Repeat the full listing, word for word.

▶ [Given data]
§ §
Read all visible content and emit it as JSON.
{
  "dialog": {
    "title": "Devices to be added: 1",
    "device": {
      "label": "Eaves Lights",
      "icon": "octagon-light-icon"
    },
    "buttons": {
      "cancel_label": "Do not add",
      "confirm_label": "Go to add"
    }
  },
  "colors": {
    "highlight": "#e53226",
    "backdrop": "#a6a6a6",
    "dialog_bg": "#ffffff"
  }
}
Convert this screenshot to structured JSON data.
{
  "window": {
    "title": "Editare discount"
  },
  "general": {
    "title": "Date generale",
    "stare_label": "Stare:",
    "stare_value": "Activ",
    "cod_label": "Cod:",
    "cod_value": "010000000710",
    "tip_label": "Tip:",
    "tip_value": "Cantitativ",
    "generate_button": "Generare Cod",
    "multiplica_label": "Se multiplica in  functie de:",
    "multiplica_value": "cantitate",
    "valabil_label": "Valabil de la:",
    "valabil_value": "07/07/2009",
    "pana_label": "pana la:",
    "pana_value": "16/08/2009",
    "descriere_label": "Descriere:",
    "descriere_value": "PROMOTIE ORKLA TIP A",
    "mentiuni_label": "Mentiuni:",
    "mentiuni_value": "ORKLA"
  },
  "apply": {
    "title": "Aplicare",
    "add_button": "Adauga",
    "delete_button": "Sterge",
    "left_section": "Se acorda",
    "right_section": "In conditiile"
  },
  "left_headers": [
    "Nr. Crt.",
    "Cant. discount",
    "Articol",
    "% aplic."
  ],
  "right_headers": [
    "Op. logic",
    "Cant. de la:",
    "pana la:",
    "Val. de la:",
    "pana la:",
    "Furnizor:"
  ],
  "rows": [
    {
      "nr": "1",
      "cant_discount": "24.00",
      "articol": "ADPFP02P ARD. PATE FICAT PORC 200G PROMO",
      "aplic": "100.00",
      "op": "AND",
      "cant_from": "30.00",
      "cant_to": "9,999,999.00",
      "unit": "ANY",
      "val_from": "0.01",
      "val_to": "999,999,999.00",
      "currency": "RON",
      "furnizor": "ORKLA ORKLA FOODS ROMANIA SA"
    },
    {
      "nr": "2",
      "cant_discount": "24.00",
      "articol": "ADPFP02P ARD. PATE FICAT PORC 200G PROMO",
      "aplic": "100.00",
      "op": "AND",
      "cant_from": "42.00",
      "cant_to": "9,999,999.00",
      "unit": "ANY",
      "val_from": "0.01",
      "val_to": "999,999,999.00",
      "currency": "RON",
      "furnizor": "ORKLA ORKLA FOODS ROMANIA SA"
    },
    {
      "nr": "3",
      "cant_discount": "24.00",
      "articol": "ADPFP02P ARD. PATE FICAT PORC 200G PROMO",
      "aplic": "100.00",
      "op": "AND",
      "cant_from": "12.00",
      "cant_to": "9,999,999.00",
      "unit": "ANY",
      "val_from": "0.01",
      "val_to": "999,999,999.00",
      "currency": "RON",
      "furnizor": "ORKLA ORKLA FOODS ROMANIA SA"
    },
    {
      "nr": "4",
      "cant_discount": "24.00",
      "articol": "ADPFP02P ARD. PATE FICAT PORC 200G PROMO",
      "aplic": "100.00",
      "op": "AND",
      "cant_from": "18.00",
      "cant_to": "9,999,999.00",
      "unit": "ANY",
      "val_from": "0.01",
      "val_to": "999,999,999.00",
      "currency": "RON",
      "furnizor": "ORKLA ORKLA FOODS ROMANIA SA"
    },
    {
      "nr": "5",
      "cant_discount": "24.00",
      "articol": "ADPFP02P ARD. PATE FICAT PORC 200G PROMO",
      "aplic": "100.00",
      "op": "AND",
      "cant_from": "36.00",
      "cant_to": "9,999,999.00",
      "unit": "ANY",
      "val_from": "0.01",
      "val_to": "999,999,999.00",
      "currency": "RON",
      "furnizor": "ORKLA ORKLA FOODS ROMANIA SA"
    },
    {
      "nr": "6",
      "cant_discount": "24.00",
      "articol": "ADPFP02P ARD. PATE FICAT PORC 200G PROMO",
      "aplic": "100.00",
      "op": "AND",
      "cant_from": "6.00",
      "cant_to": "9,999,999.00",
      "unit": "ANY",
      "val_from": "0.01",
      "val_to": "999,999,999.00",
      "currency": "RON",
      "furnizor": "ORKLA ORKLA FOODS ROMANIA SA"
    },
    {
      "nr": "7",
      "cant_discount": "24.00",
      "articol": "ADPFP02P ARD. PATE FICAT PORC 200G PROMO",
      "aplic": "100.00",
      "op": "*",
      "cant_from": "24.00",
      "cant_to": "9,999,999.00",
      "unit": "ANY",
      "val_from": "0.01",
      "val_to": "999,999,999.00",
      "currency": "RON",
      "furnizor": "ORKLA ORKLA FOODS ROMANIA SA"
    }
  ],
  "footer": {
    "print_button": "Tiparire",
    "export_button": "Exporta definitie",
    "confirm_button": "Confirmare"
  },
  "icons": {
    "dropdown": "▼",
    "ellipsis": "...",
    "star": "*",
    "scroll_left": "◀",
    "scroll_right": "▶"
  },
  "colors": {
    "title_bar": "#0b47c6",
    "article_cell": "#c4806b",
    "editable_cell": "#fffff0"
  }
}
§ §
▶ [Result of the task]
Read all visible content and emit it as JSON.
{
  "dialog": {
    "title": "Devices to be added: 1",
    "device": {
      "label": "Eaves Lights",
      "icon": "octagon-light-icon"
    },
    "buttons": {
      "cancel_label": "Do not add",
      "confirm_label": "Go to add"
    }
  },
  "colors": {
    "highlight": "#e53226",
    "backdrop": "#a6a6a6",
    "dialog_bg": "#ffffff"
  }
}
Convert this screenshot to structured JSON data.
{
  "window": {
    "title": "Editare discount"
  },
  "general": {
    "title": "Date generale",
    "stare_label": "Stare:",
    "stare_value": "Activ",
    "cod_label": "Cod:",
    "cod_value": "010000000710",
    "tip_label": "Tip:",
    "tip_value": "Cantitativ",
    "generate_button": "Generare Cod",
    "multiplica_label": "Se multiplica in  functie de:",
    "multiplica_value": "cantitate",
    "valabil_label": "Valabil de la:",
    "valabil_value": "07/07/2009",
    "pana_label": "pana la:",
    "pana_value": "16/08/2009",
    "descriere_label": "Descriere:",
    "descriere_value": "PROMOTIE ORKLA TIP A",
    "mentiuni_label": "Mentiuni:",
    "mentiuni_value": "ORKLA"
  },
  "apply": {
    "title": "Aplicare",
    "add_button": "Adauga",
    "delete_button": "Sterge",
    "left_section": "Se acorda",
    "right_section": "In conditiile"
  },
  "left_headers": [
    "Nr. Crt.",
    "Cant. discount",
    "Articol",
    "% aplic."
  ],
  "right_headers": [
    "Op. logic",
    "Cant. de la:",
    "pana la:",
    "Val. de la:",
    "pana la:",
    "Furnizor:"
  ],
  "rows": [
    {
      "nr": "1",
      "cant_discount": "24.00",
      "articol": "ADPFP02P ARD. PATE FICAT PORC 200G PROMO",
      "aplic": "100.00",
      "op": "AND",
      "cant_from": "30.00",
      "cant_to": "9,999,999.00",
      "unit": "ANY",
      "val_from": "0.01",
      "val_to": "999,999,999.00",
      "currency": "RON",
      "furnizor": "ORKLA ORKLA FOODS ROMANIA SA"
    },
    {
      "nr": "2",
      "cant_discount": "24.00",
      "articol": "ADPFP02P ARD. PATE FICAT PORC 200G PROMO",
      "aplic": "100.00",
      "op": "AND",
      "cant_from": "42.00",
      "cant_to": "9,999,999.00",
      "unit": "ANY",
      "val_from": "0.01",
      "val_to": "999,999,999.00",
      "currency": "RON",
      "furnizor": "ORKLA ORKLA FOODS ROMANIA SA"
    },
    {
      "nr": "3",
      "cant_discount": "24.00",
      "articol": "ADPFP02P ARD. PATE FICAT PORC 200G PROMO",
      "aplic": "100.00",
      "op": "AND",
      "cant_from": "12.00",
      "cant_to": "9,999,999.00",
      "unit": "ANY",
      "val_from": "0.01",
      "val_to": "999,999,999.00",
      "currency": "RON",
      "furnizor": "ORKLA ORKLA FOODS ROMANIA SA"
    },
    {
      "nr": "4",
      "cant_discount": "24.00",
      "articol": "ADPFP02P ARD. PATE FICAT PORC 200G PROMO",
      "aplic": "100.00",
      "op": "AND",
      "cant_from": "18.00",
      "cant_to": "9,999,999.00",
      "unit": "ANY",
      "val_from": "0.01",
      "val_to": "999,999,999.00",
      "currency": "RON",
      "furnizor": "ORKLA ORKLA FOODS ROMANIA SA"
    },
    {
      "nr": "5",
      "cant_discount": "24.00",
      "articol": "ADPFP02P ARD. PATE FICAT PORC 200G PROMO",
      "aplic": "100.00",
      "op": "AND",
      "cant_from": "36.00",
      "cant_to": "9,999,999.00",
      "unit": "ANY",
      "val_from": "0.01",
      "val_to": "999,999,999.00",
      "currency": "RON",
      "furnizor": "ORKLA ORKLA FOODS ROMANIA SA"
    },
    {
      "nr": "6",
      "cant_discount": "24.00",
      "articol": "ADPFP02P ARD. PATE FICAT PORC 200G PROMO",
      "aplic": "100.00",
      "op": "AND",
      "cant_from": "6.00",
      "cant_to": "9,999,999.00",
      "unit": "ANY",
      "val_from": "0.01",
      "val_to": "999,999,999.00",
      "currency": "RON",
      "furnizor": "ORKLA ORKLA FOODS ROMANIA SA"
    },
    {
      "nr": "7",
      "cant_discount": "24.00",
      "articol": "ADPFP02P ARD. PATE FICAT PORC 200G PROMO",
      "aplic": "100.00",
      "op": "*",
      "cant_from": "24.00",
      "cant_to": "9,999,999.00",
      "unit": "ANY",
      "val_from": "0.01",
      "val_to": "999,999,999.00",
      "currency": "RON",
      "furnizor": "ORKLA ORKLA FOODS ROMANIA SA"
    }
  ],
  "footer": {
    "print_button": "Tiparire",
    "export_button": "Exporta definitie",
    "confirm_button": "Confirmare"
  },
  "icons": {
    "dropdown": "▼",
    "ellipsis": "...",
    "star": "*",
    "scroll_left": "◀",
    "scroll_right": "▶"
  },
  "colors": {
    "title_bar": "#0b47c6",
    "article_cell": "#c4806b",
    "editable_cell": "#fffff0"
  }
}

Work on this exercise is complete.